Task details:
Of the entries below, copy only those lines that contain the word "video".
=-=-=-=-=
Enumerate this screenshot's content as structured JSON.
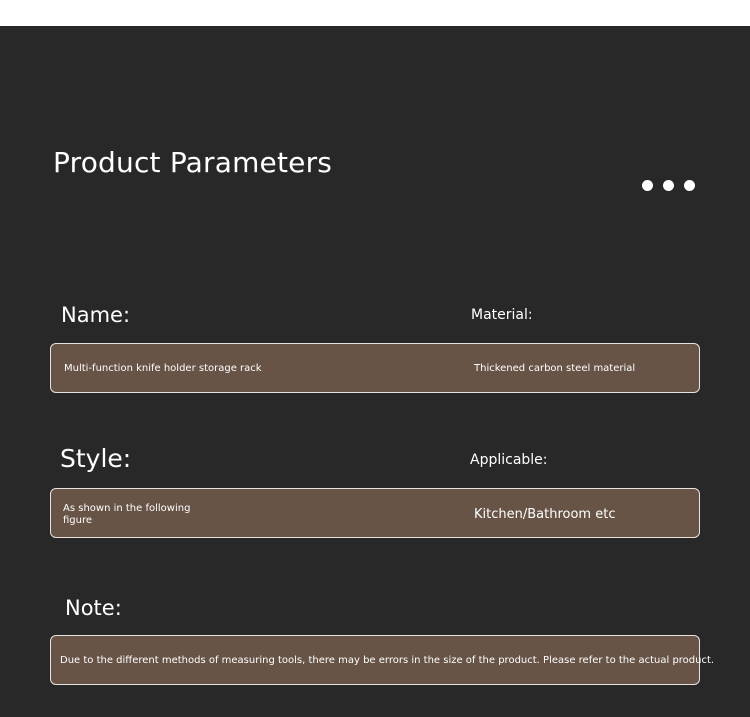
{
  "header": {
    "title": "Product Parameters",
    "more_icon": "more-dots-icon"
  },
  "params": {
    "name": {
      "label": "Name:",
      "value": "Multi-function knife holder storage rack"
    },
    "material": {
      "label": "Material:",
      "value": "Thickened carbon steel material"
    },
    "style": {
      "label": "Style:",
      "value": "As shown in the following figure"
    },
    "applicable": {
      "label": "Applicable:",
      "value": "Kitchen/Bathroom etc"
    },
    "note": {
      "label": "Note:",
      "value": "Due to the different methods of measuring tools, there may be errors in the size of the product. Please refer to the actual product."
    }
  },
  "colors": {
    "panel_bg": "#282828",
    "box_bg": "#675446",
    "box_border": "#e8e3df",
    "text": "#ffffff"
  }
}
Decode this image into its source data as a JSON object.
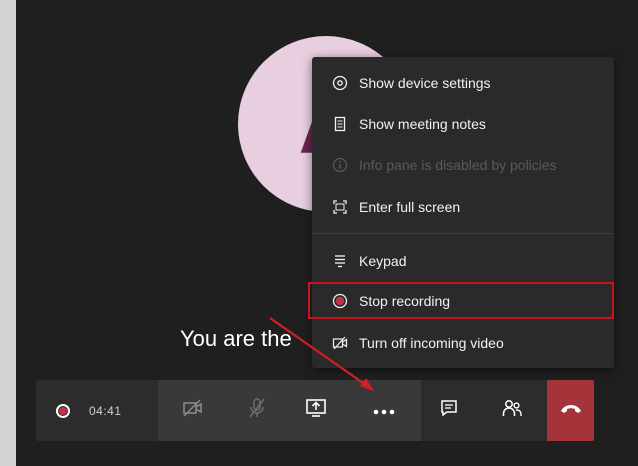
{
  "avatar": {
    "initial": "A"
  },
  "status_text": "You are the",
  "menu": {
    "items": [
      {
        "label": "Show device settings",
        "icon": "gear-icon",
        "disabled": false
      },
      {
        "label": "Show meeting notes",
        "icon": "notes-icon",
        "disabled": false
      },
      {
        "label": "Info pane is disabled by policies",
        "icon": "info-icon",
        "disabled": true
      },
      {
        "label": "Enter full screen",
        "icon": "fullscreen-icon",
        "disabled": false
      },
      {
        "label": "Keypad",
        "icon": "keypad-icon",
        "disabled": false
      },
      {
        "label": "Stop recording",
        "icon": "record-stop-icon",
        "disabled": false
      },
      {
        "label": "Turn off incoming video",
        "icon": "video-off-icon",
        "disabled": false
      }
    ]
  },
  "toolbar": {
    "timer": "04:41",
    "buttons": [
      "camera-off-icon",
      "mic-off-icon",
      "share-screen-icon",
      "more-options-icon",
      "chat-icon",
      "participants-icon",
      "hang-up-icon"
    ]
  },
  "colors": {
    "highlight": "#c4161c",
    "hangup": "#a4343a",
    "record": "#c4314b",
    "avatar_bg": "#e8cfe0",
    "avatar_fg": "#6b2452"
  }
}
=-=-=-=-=
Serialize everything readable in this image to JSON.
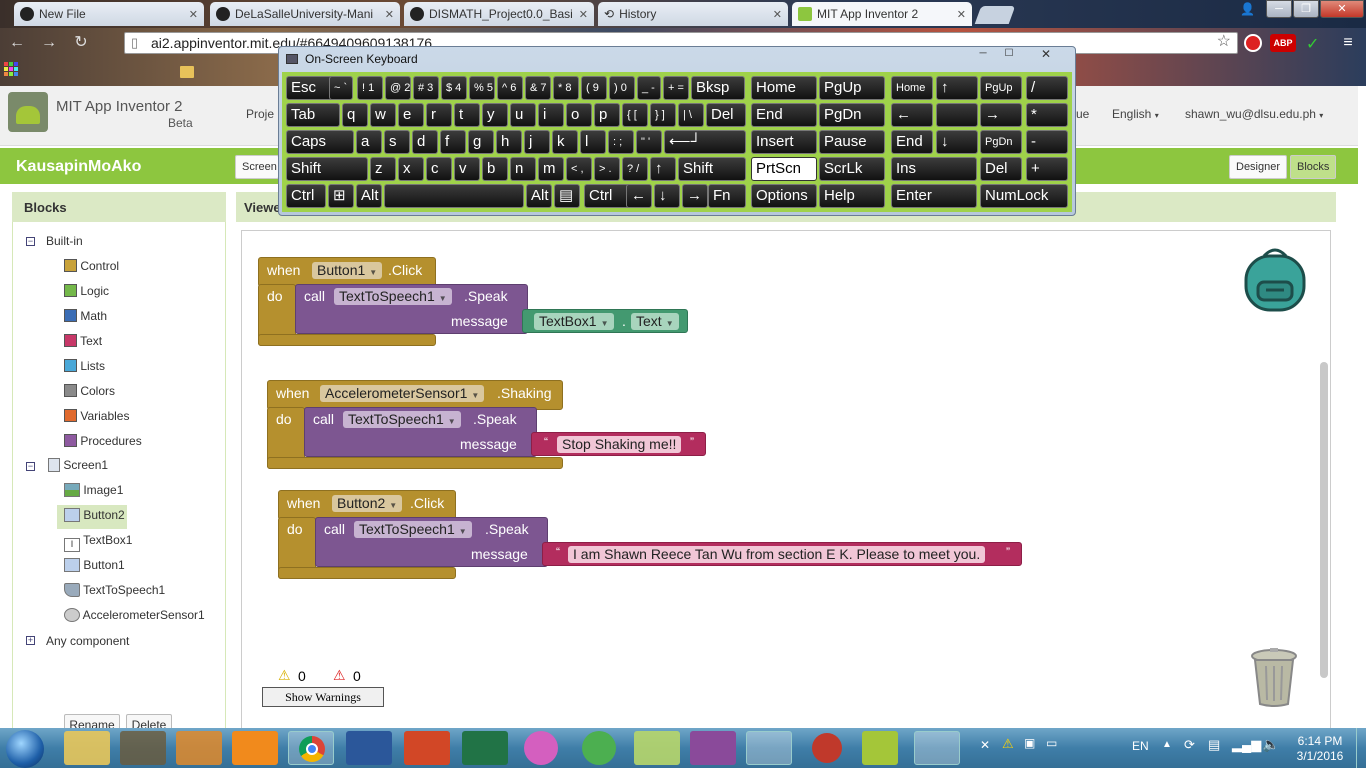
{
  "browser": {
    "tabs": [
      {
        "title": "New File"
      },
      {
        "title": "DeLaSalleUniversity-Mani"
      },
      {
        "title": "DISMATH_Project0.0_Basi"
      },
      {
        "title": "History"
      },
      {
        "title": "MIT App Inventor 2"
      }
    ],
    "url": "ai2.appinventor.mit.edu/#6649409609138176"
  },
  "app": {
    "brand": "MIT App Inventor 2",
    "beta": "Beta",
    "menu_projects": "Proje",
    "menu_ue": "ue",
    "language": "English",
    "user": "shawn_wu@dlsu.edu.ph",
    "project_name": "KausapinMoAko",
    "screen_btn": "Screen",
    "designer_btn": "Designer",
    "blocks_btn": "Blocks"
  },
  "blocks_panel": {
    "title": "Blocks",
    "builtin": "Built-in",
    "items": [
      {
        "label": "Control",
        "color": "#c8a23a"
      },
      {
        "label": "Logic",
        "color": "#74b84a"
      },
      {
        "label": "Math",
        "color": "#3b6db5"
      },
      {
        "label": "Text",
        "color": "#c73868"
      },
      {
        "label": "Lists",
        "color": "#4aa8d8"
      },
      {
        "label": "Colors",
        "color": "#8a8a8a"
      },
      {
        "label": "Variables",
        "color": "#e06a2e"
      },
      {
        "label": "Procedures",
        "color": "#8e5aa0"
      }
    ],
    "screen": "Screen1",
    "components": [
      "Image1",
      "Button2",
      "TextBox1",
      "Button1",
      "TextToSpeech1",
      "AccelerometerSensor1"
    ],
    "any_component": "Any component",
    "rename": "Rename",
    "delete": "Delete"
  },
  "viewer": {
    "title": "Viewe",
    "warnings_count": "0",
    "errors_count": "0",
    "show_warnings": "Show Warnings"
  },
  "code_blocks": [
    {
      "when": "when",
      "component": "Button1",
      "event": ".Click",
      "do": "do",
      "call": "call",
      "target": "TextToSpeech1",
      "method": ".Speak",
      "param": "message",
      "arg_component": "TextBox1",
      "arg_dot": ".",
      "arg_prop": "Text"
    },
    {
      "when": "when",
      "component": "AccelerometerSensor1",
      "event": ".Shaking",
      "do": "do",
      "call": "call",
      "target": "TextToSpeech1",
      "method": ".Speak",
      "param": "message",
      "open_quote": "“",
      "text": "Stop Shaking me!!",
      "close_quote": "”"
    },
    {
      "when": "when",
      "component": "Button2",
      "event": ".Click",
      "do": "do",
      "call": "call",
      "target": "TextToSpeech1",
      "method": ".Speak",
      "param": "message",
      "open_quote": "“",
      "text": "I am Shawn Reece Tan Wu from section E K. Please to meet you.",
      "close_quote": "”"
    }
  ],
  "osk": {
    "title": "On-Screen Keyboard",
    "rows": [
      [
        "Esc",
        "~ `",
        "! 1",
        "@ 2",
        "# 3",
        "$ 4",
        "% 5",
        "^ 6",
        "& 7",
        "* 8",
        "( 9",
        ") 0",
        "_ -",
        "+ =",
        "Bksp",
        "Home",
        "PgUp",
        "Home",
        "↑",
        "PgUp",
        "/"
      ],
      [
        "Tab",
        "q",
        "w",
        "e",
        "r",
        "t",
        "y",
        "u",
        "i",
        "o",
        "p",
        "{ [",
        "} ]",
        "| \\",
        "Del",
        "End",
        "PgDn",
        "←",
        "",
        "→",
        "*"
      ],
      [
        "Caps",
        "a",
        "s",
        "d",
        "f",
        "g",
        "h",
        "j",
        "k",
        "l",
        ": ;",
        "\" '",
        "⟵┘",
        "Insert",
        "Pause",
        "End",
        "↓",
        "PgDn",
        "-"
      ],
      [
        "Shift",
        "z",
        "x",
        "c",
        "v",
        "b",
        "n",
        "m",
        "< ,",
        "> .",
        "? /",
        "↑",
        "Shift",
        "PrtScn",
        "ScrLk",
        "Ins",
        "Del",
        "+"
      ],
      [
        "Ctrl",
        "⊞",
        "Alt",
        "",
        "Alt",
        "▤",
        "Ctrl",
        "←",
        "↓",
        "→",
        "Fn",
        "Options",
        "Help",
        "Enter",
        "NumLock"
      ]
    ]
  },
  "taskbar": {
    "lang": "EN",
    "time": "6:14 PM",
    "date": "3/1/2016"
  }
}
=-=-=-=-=
Answer area:
        "label": "Turn off incoming video",
        "icon": "video-off-icon",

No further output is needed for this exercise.